## The problem
Extract every entry word for word.
Start of Records supplied
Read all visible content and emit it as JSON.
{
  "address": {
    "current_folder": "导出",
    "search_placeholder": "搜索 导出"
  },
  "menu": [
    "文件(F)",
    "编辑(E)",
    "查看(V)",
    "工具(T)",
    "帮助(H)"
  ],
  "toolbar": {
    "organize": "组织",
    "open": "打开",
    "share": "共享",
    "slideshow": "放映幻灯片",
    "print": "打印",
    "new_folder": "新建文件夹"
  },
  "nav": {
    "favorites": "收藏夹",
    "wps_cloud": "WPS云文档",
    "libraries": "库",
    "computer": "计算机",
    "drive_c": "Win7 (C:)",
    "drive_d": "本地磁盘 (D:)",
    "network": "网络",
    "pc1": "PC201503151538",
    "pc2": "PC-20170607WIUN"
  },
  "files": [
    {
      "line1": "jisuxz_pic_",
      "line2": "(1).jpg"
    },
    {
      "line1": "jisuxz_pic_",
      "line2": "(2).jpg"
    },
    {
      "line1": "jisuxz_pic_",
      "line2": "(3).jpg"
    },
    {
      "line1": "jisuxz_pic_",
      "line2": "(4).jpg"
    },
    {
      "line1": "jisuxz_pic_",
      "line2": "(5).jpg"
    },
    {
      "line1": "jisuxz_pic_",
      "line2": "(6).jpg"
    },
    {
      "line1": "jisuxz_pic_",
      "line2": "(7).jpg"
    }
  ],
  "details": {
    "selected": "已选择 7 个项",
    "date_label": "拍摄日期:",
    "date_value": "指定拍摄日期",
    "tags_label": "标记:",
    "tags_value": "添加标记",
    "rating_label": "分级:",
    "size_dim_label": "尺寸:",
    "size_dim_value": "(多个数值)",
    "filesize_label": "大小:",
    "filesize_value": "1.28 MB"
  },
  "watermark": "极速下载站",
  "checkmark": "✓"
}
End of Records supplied
## Expected answer
Read all visible content and emit it as JSON.
{
  "address": {
    "current_folder": "导出",
    "search_placeholder": "搜索 导出"
  },
  "menu": [
    "文件(F)",
    "编辑(E)",
    "查看(V)",
    "工具(T)",
    "帮助(H)"
  ],
  "toolbar": {
    "organize": "组织",
    "open": "打开",
    "share": "共享",
    "slideshow": "放映幻灯片",
    "print": "打印",
    "new_folder": "新建文件夹"
  },
  "nav": {
    "favorites": "收藏夹",
    "wps_cloud": "WPS云文档",
    "libraries": "库",
    "computer": "计算机",
    "drive_c": "Win7 (C:)",
    "drive_d": "本地磁盘 (D:)",
    "network": "网络",
    "pc1": "PC201503151538",
    "pc2": "PC-20170607WIUN"
  },
  "files": [
    {
      "line1": "jisuxz_pic_",
      "line2": "(1).jpg"
    },
    {
      "line1": "jisuxz_pic_",
      "line2": "(2).jpg"
    },
    {
      "line1": "jisuxz_pic_",
      "line2": "(3).jpg"
    },
    {
      "line1": "jisuxz_pic_",
      "line2": "(4).jpg"
    },
    {
      "line1": "jisuxz_pic_",
      "line2": "(5).jpg"
    },
    {
      "line1": "jisuxz_pic_",
      "line2": "(6).jpg"
    },
    {
      "line1": "jisuxz_pic_",
      "line2": "(7).jpg"
    }
  ],
  "details": {
    "selected": "已选择 7 个项",
    "date_label": "拍摄日期:",
    "date_value": "指定拍摄日期",
    "tags_label": "标记:",
    "tags_value": "添加标记",
    "rating_label": "分级:",
    "size_dim_label": "尺寸:",
    "size_dim_value": "(多个数值)",
    "filesize_label": "大小:",
    "filesize_value": "1.28 MB"
  },
  "watermark": "极速下载站",
  "checkmark": "✓"
}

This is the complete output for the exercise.